I could have told them that.
If there were justice in this world, Tom Cruise would instead be making a movie at the Superconducting Super Collider, a much less costly project that could have produced innumerable scientific breakthroughs in physics. Plus, its site in north-central Texas is well known for its ample gravity and breathable air. But Congress canceled it mid-construction in 1993, and the U.S. instead spent more than 10 times as much on the space station.
The collider was my fave project in the 1980s. You want breakthroughs in understanding how our physical world came to be—I used to say at parties—you go with the collider.
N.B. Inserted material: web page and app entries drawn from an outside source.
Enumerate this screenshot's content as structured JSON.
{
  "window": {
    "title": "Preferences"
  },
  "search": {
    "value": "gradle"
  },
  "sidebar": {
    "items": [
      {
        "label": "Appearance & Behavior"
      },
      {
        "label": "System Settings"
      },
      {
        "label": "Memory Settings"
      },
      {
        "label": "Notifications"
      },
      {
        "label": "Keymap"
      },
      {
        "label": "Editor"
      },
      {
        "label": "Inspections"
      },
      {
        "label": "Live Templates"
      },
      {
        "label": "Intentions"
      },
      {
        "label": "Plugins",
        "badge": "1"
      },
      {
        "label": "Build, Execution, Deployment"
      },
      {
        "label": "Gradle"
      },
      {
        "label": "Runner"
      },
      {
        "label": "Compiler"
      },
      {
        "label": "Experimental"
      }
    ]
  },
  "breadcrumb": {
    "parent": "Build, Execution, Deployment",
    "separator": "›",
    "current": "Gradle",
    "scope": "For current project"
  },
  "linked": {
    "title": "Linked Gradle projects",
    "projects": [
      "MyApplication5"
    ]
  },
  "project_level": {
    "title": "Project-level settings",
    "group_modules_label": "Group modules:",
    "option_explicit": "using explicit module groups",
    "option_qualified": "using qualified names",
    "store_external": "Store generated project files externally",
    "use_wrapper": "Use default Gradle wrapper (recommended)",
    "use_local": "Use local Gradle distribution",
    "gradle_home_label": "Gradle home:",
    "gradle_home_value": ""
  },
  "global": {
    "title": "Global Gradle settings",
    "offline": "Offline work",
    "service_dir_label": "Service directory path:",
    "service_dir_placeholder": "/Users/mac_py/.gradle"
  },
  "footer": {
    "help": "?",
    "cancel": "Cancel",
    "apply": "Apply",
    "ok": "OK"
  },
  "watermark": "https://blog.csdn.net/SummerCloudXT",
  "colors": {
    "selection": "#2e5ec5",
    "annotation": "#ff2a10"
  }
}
You want to watch an astronaut drink upside down—I would add, ruefully, at that same party—then the space station is your boondoggle of choice.
But since I lobbied for the project mainly at parties instead of, say, congressional budget hearings, we’re stuck with the space station. (Too late I realized my considerable influence was directed at the wrong people, just because they had beer.)